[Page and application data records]
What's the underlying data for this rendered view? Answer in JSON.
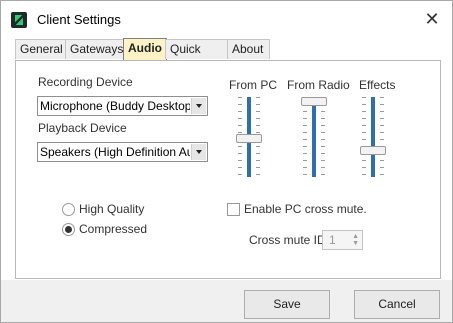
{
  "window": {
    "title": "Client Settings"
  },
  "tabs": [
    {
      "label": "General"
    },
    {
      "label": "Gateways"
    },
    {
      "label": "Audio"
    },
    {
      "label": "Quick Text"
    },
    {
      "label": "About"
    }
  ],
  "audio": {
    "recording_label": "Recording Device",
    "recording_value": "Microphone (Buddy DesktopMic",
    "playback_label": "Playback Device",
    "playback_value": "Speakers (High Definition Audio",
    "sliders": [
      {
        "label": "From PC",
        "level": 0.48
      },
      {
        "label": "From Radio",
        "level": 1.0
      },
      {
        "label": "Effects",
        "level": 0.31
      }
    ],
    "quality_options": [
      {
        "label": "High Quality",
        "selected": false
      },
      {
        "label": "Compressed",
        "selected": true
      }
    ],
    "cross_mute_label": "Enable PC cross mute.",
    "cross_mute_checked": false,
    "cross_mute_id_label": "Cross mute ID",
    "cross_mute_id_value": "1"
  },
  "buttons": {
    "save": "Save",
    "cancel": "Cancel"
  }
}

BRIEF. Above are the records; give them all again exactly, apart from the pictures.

RESULT OF THE TASK.
What's the underlying data for this rendered view? Answer in JSON.
{
  "window": {
    "title": "Client Settings"
  },
  "tabs": [
    {
      "label": "General"
    },
    {
      "label": "Gateways"
    },
    {
      "label": "Audio"
    },
    {
      "label": "Quick Text"
    },
    {
      "label": "About"
    }
  ],
  "audio": {
    "recording_label": "Recording Device",
    "recording_value": "Microphone (Buddy DesktopMic",
    "playback_label": "Playback Device",
    "playback_value": "Speakers (High Definition Audio",
    "sliders": [
      {
        "label": "From PC",
        "level": 0.48
      },
      {
        "label": "From Radio",
        "level": 1.0
      },
      {
        "label": "Effects",
        "level": 0.31
      }
    ],
    "quality_options": [
      {
        "label": "High Quality",
        "selected": false
      },
      {
        "label": "Compressed",
        "selected": true
      }
    ],
    "cross_mute_label": "Enable PC cross mute.",
    "cross_mute_checked": false,
    "cross_mute_id_label": "Cross mute ID",
    "cross_mute_id_value": "1"
  },
  "buttons": {
    "save": "Save",
    "cancel": "Cancel"
  }
}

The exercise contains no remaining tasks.